#### Work to be completed
Go through the records and give the number of lines that include "true", with nothing else.

Start of Records for the exercise

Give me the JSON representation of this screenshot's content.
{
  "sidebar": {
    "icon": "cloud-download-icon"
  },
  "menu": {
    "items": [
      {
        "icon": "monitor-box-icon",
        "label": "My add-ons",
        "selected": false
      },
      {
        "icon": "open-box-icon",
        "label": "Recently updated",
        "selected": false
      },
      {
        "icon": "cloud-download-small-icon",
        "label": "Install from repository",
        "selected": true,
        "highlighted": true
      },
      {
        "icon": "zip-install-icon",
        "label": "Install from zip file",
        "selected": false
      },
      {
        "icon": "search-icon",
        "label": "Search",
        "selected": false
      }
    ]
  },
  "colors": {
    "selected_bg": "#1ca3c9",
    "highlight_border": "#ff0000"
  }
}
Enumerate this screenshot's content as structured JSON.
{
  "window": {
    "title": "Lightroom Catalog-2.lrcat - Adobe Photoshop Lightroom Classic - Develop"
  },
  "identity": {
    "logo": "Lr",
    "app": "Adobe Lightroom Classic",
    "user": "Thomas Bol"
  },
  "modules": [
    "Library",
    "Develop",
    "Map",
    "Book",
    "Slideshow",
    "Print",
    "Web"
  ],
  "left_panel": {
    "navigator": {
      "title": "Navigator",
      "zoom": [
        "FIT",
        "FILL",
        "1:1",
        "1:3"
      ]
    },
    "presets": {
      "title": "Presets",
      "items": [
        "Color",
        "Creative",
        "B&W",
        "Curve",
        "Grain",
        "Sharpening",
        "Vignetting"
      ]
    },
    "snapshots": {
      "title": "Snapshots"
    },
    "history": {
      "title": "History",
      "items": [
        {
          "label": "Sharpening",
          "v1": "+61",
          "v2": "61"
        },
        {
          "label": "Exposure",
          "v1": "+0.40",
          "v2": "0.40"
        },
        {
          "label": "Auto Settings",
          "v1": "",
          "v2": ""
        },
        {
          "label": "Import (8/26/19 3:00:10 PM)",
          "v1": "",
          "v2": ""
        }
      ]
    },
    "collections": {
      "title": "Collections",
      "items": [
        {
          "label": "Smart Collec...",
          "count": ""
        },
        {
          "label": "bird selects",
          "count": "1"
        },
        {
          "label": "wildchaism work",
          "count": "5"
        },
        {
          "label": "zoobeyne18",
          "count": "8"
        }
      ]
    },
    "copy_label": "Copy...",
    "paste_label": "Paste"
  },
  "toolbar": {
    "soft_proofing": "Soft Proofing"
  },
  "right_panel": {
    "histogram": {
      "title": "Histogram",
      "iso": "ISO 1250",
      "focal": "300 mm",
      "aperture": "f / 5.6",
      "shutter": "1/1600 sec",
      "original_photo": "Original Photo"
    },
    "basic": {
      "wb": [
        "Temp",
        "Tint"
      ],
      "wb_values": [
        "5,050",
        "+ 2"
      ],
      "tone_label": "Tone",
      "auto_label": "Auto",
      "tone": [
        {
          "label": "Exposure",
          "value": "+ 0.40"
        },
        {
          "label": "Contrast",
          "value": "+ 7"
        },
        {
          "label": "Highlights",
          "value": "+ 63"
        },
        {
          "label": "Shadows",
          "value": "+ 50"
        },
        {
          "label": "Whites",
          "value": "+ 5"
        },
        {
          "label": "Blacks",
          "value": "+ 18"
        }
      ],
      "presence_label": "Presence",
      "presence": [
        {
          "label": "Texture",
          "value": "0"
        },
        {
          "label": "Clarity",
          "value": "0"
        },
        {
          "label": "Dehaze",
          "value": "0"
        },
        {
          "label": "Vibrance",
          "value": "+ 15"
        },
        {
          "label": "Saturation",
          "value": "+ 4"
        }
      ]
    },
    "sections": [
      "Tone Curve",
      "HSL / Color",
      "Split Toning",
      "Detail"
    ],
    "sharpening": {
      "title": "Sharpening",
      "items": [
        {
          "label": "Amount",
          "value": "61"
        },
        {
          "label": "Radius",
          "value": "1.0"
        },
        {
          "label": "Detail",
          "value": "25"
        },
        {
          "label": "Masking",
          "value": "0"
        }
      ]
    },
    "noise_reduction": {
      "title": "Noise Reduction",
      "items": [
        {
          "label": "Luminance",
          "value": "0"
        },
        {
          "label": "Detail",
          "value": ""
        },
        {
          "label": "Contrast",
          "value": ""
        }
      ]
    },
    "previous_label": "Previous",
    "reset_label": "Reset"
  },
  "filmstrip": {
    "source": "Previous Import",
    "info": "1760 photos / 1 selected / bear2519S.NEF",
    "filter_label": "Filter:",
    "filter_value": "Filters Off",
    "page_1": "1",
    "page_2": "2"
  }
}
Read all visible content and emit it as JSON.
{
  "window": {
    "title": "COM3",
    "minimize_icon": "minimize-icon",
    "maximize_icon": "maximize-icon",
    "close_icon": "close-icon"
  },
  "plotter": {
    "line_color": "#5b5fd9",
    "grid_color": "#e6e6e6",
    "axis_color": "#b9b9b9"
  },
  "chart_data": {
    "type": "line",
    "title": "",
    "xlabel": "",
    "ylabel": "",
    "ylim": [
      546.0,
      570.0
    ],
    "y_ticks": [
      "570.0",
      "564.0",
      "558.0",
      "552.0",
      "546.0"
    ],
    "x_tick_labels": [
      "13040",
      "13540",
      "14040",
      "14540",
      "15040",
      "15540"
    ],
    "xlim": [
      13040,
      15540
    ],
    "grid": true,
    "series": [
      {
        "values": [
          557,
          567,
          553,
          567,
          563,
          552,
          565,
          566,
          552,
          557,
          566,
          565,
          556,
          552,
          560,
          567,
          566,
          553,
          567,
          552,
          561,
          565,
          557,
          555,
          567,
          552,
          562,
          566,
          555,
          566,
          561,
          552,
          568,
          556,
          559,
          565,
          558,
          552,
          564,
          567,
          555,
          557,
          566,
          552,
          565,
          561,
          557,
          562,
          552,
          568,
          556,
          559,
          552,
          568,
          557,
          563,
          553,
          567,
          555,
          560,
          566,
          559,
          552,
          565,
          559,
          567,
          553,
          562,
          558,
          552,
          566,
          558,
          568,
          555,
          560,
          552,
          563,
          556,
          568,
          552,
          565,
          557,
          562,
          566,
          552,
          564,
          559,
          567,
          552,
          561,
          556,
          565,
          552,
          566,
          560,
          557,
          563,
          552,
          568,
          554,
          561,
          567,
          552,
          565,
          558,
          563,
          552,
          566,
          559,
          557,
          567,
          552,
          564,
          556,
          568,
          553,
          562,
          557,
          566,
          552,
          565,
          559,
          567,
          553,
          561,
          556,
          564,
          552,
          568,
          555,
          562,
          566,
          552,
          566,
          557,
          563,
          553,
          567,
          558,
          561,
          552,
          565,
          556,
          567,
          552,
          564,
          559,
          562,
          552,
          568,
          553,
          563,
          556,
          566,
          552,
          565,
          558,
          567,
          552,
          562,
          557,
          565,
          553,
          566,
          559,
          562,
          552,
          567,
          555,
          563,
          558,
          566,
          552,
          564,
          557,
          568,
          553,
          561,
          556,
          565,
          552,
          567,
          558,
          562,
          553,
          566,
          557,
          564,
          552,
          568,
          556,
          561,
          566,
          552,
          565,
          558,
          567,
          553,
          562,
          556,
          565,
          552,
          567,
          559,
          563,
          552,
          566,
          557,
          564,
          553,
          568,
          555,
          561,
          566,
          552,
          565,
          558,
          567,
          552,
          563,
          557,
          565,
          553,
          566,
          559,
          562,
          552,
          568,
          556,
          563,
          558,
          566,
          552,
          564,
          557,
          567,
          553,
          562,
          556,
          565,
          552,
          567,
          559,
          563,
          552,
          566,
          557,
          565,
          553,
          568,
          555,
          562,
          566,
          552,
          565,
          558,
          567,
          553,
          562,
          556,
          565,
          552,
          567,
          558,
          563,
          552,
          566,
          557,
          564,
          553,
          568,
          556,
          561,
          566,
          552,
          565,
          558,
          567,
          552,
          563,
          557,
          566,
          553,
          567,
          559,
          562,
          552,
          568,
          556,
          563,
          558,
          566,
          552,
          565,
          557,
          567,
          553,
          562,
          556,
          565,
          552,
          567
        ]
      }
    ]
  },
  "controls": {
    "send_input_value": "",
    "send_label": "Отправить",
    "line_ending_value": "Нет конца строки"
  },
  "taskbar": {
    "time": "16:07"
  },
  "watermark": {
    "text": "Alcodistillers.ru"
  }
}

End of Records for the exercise

#### Written answer
3